Only 6% of those who have been interviewed are reported to have expressed the view that the current system “fully” achieves such purpose, what might be considered an understatement since criticisms have included description of comment witness statements as “a vehicle for the lawyer’s view of the case” or “heavily crafted by solicitors”.

The issue of a statement as to the best practice in the preparation of witnesses was felt to be helpful by the members of the working group.

A main point which was agreed is that the witness statement “must use the witness’s own words” and that a more developed statement of truth would confirm that the witness has been made well conscious of the effects of his/her statement. Also the service by the parties of a pre-trial statement of facts was discussed with a view to helping the parties to “confine witness statements” to their appropriate content. In the essence, a main problem was identified in such witness statements being over-lawyered.

However, one might wonder whether any of the above discussed solutions will materially avoid that such statements be over-lawyered. Since the current system is widely thought to need to be reconsidered, one might perhaps go further. If the issue is put in general terms, is it really satisfactory that witnesses be prepared by someone else and, in some jurisdictions, even coached ?

Are there no risks that the witness’ deposition be affected by its preparation by a third party, whatever be his/her role ?

Just to make an example, oral evidence will allow the Court to get the details of possible hesitations, or uncertainties of the witness, while the statement will generally only provide his/her final conclusions. As it has been discussed on previous occasions, various civil law jurisdictions do not allow lawyers to prepare the witnesses. However, even if the party does not contact the witness, the result of that is that he/she will generally give evidence without having had the opportunity to know on which facts he/she is expected to depose, and without having had enough time to go through its recollection of such facts.
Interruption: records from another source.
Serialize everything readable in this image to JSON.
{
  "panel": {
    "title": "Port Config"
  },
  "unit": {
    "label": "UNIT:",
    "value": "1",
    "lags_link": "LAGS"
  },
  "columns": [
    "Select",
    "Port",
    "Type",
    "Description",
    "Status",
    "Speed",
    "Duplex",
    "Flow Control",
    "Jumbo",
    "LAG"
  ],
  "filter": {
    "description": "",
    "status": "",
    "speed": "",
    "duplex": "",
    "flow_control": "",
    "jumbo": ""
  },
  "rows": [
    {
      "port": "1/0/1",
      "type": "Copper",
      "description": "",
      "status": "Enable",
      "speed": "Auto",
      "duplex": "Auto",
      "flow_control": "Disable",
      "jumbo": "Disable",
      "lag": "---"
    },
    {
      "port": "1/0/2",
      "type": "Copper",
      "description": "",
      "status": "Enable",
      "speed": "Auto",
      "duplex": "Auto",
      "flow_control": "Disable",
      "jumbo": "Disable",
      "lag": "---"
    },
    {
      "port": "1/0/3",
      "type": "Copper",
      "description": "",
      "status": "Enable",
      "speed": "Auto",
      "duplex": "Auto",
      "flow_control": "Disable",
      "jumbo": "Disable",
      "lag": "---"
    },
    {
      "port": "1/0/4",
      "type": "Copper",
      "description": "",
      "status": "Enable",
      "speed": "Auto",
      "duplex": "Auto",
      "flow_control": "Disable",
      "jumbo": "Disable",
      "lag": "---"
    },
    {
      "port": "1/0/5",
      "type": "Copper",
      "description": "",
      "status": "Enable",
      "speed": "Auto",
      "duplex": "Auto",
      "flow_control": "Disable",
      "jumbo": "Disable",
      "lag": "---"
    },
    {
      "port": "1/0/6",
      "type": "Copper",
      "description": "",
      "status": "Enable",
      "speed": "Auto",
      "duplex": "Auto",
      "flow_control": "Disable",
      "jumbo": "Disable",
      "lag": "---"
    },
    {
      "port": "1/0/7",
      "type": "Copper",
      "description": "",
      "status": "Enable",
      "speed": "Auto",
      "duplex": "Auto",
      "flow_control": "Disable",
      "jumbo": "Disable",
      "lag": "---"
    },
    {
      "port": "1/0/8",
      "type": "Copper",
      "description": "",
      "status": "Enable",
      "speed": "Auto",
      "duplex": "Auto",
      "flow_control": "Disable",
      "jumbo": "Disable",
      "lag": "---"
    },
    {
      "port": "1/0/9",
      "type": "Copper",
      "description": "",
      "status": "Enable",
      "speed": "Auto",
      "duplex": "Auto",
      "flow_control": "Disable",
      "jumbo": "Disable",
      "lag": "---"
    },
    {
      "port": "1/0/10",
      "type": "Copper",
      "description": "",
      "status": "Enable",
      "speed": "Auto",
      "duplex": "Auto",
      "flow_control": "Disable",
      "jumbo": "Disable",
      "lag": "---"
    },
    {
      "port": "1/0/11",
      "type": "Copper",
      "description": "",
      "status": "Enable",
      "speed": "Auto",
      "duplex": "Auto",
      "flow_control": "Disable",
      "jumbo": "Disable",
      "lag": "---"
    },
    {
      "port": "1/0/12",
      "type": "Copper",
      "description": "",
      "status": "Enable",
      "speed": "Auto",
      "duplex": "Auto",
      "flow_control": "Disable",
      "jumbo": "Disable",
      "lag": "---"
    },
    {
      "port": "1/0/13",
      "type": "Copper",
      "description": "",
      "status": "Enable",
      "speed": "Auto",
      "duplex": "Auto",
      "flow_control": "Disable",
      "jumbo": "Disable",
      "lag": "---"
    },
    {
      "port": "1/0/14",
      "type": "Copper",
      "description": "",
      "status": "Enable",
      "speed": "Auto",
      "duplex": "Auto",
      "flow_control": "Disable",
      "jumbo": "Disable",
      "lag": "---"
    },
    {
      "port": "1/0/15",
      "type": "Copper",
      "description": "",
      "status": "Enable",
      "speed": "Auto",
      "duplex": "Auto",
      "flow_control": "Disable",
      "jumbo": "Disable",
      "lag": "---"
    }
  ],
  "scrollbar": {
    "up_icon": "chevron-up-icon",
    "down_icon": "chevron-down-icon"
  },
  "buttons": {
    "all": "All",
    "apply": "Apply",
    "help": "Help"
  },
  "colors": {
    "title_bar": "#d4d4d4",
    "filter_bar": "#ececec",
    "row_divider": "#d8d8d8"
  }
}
It might perhaps be wondered whether a solution could not be looked for which would take the advantages of both positions, without also taking their disadvantages.

A statement of the facts, on which the witness is asked to write “his/her own statement”, could be filed by each party with the Court or the Arbitral Tribunal and it could be forwarded to the witness by the Court’s clerk or by the secretary of the Arbitral Tribunal or, in his/her absence, by the centre, which administers the arbitration.

This issue looks indeed to be delicate. It may then benefit from a continuous search for the best solution.